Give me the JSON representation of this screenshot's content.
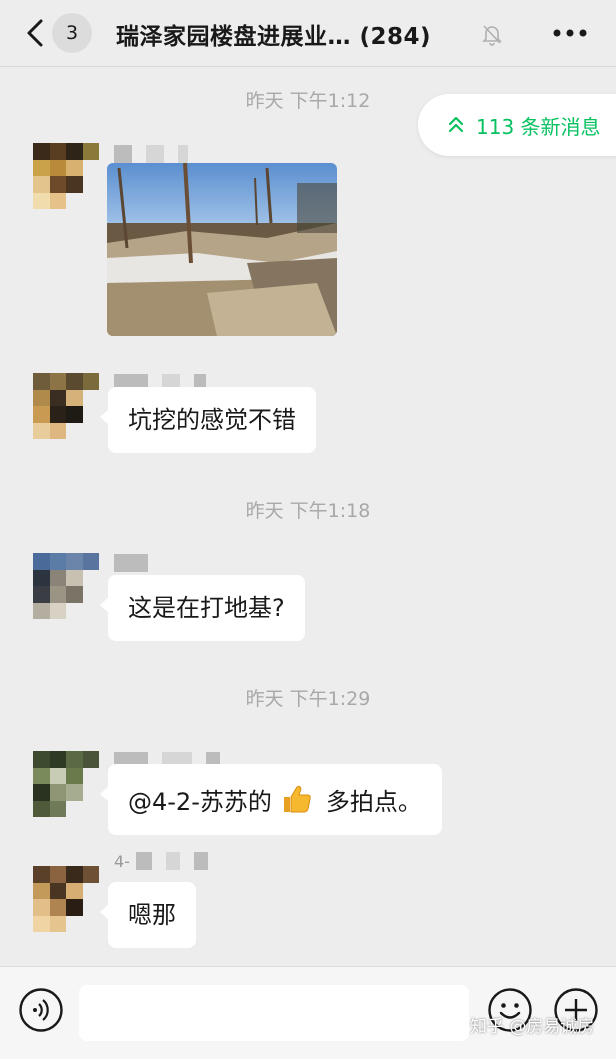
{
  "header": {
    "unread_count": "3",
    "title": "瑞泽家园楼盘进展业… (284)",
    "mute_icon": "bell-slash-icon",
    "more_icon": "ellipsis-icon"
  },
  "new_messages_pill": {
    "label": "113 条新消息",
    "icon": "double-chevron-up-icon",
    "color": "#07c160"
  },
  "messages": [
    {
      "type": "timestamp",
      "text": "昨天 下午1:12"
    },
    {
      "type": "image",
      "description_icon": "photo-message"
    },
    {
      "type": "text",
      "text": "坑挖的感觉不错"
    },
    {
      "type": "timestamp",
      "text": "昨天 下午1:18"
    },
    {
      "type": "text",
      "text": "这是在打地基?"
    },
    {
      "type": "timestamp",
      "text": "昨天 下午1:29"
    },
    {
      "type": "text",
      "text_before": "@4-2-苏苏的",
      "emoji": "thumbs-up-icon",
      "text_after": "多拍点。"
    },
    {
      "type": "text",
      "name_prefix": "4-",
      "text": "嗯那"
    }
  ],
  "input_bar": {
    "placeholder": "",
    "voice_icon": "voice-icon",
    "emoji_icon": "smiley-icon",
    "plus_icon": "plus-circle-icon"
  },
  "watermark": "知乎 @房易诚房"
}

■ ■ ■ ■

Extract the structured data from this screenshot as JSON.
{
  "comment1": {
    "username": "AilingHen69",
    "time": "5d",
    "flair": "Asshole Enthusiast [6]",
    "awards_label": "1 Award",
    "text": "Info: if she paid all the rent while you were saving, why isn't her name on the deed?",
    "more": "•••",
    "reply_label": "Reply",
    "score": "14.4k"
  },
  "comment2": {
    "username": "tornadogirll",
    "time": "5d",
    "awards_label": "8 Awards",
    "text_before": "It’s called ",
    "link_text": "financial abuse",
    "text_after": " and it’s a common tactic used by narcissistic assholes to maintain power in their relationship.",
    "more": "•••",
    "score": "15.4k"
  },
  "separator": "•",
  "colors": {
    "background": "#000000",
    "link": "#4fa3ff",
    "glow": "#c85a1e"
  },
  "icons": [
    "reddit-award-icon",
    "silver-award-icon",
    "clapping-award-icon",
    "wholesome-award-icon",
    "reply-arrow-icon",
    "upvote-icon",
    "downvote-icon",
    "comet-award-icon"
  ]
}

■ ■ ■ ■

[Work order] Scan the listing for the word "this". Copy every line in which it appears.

[Expected answer]
Give me the JSON representation of this screenshot's content.
Extract the structured data from this screenshot as JSON.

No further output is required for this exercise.